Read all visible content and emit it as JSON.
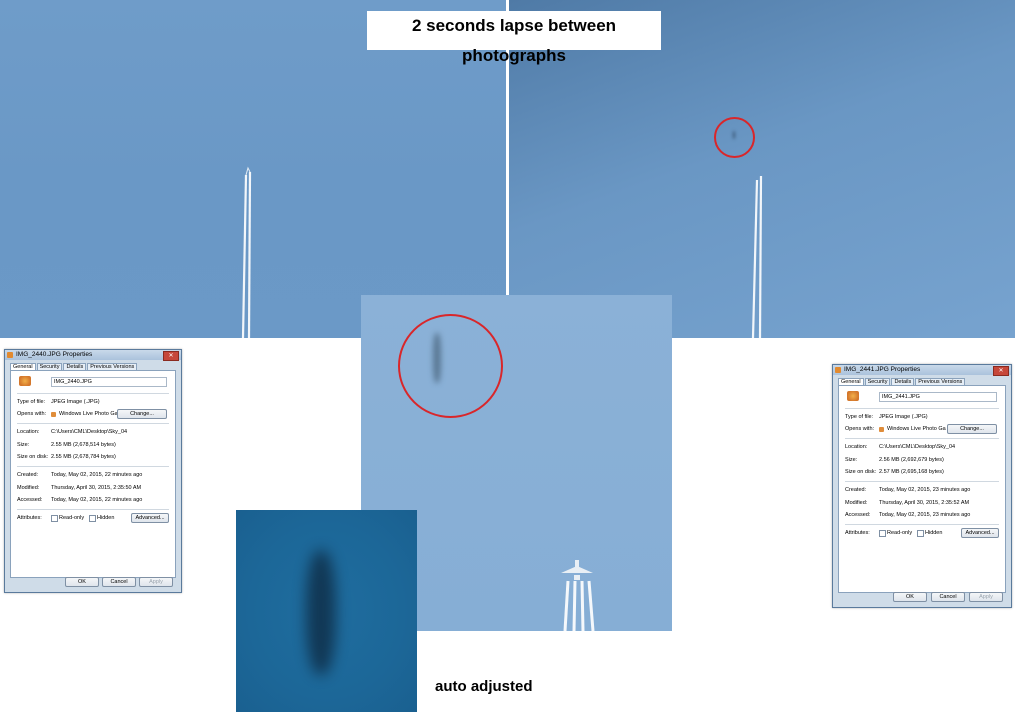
{
  "heading": "2 seconds lapse between photographs",
  "caption": "auto adjusted",
  "dialogs": [
    {
      "title": "IMG_2440.JPG Properties",
      "tabs": [
        "General",
        "Security",
        "Details",
        "Previous Versions"
      ],
      "filename": "IMG_2440.JPG",
      "type_label": "Type of file:",
      "type_value": "JPEG Image (.JPG)",
      "opens_label": "Opens with:",
      "opens_value": "Windows Live Photo Ga",
      "change_label": "Change...",
      "location_label": "Location:",
      "location_value": "C:\\Users\\CML\\Desktop\\Sky_04",
      "size_label": "Size:",
      "size_value": "2.55 MB (2,678,514 bytes)",
      "disk_label": "Size on disk:",
      "disk_value": "2.55 MB (2,678,784 bytes)",
      "created_label": "Created:",
      "created_value": "Today, May 02, 2015, 22 minutes ago",
      "modified_label": "Modified:",
      "modified_value": "Thursday, April 30, 2015, 2:35:50 AM",
      "accessed_label": "Accessed:",
      "accessed_value": "Today, May 02, 2015, 22 minutes ago",
      "attr_label": "Attributes:",
      "readonly_label": "Read-only",
      "hidden_label": "Hidden",
      "advanced_label": "Advanced...",
      "ok_label": "OK",
      "cancel_label": "Cancel",
      "apply_label": "Apply"
    },
    {
      "title": "IMG_2441.JPG Properties",
      "tabs": [
        "General",
        "Security",
        "Details",
        "Previous Versions"
      ],
      "filename": "IMG_2441.JPG",
      "type_label": "Type of file:",
      "type_value": "JPEG Image (.JPG)",
      "opens_label": "Opens with:",
      "opens_value": "Windows Live Photo Ga",
      "change_label": "Change...",
      "location_label": "Location:",
      "location_value": "C:\\Users\\CML\\Desktop\\Sky_04",
      "size_label": "Size:",
      "size_value": "2.56 MB (2,692,679 bytes)",
      "disk_label": "Size on disk:",
      "disk_value": "2.57 MB (2,695,168 bytes)",
      "created_label": "Created:",
      "created_value": "Today, May 02, 2015, 23 minutes ago",
      "modified_label": "Modified:",
      "modified_value": "Thursday, April 30, 2015, 2:35:52 AM",
      "accessed_label": "Accessed:",
      "accessed_value": "Today, May 02, 2015, 23 minutes ago",
      "attr_label": "Attributes:",
      "readonly_label": "Read-only",
      "hidden_label": "Hidden",
      "advanced_label": "Advanced...",
      "ok_label": "OK",
      "cancel_label": "Cancel",
      "apply_label": "Apply"
    }
  ],
  "colors": {
    "sky": "#6b99c7",
    "highlight_circle": "#d9262a",
    "zoom_bg": "#1c6798"
  }
}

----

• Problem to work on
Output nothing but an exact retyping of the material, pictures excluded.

• Exercise output
Read all visible content and emit it as JSON.
{
  "heading": "2 seconds lapse between photographs",
  "caption": "auto adjusted",
  "dialogs": [
    {
      "title": "IMG_2440.JPG Properties",
      "tabs": [
        "General",
        "Security",
        "Details",
        "Previous Versions"
      ],
      "filename": "IMG_2440.JPG",
      "type_label": "Type of file:",
      "type_value": "JPEG Image (.JPG)",
      "opens_label": "Opens with:",
      "opens_value": "Windows Live Photo Ga",
      "change_label": "Change...",
      "location_label": "Location:",
      "location_value": "C:\\Users\\CML\\Desktop\\Sky_04",
      "size_label": "Size:",
      "size_value": "2.55 MB (2,678,514 bytes)",
      "disk_label": "Size on disk:",
      "disk_value": "2.55 MB (2,678,784 bytes)",
      "created_label": "Created:",
      "created_value": "Today, May 02, 2015, 22 minutes ago",
      "modified_label": "Modified:",
      "modified_value": "Thursday, April 30, 2015, 2:35:50 AM",
      "accessed_label": "Accessed:",
      "accessed_value": "Today, May 02, 2015, 22 minutes ago",
      "attr_label": "Attributes:",
      "readonly_label": "Read-only",
      "hidden_label": "Hidden",
      "advanced_label": "Advanced...",
      "ok_label": "OK",
      "cancel_label": "Cancel",
      "apply_label": "Apply"
    },
    {
      "title": "IMG_2441.JPG Properties",
      "tabs": [
        "General",
        "Security",
        "Details",
        "Previous Versions"
      ],
      "filename": "IMG_2441.JPG",
      "type_label": "Type of file:",
      "type_value": "JPEG Image (.JPG)",
      "opens_label": "Opens with:",
      "opens_value": "Windows Live Photo Ga",
      "change_label": "Change...",
      "location_label": "Location:",
      "location_value": "C:\\Users\\CML\\Desktop\\Sky_04",
      "size_label": "Size:",
      "size_value": "2.56 MB (2,692,679 bytes)",
      "disk_label": "Size on disk:",
      "disk_value": "2.57 MB (2,695,168 bytes)",
      "created_label": "Created:",
      "created_value": "Today, May 02, 2015, 23 minutes ago",
      "modified_label": "Modified:",
      "modified_value": "Thursday, April 30, 2015, 2:35:52 AM",
      "accessed_label": "Accessed:",
      "accessed_value": "Today, May 02, 2015, 23 minutes ago",
      "attr_label": "Attributes:",
      "readonly_label": "Read-only",
      "hidden_label": "Hidden",
      "advanced_label": "Advanced...",
      "ok_label": "OK",
      "cancel_label": "Cancel",
      "apply_label": "Apply"
    }
  ],
  "colors": {
    "sky": "#6b99c7",
    "highlight_circle": "#d9262a",
    "zoom_bg": "#1c6798"
  }
}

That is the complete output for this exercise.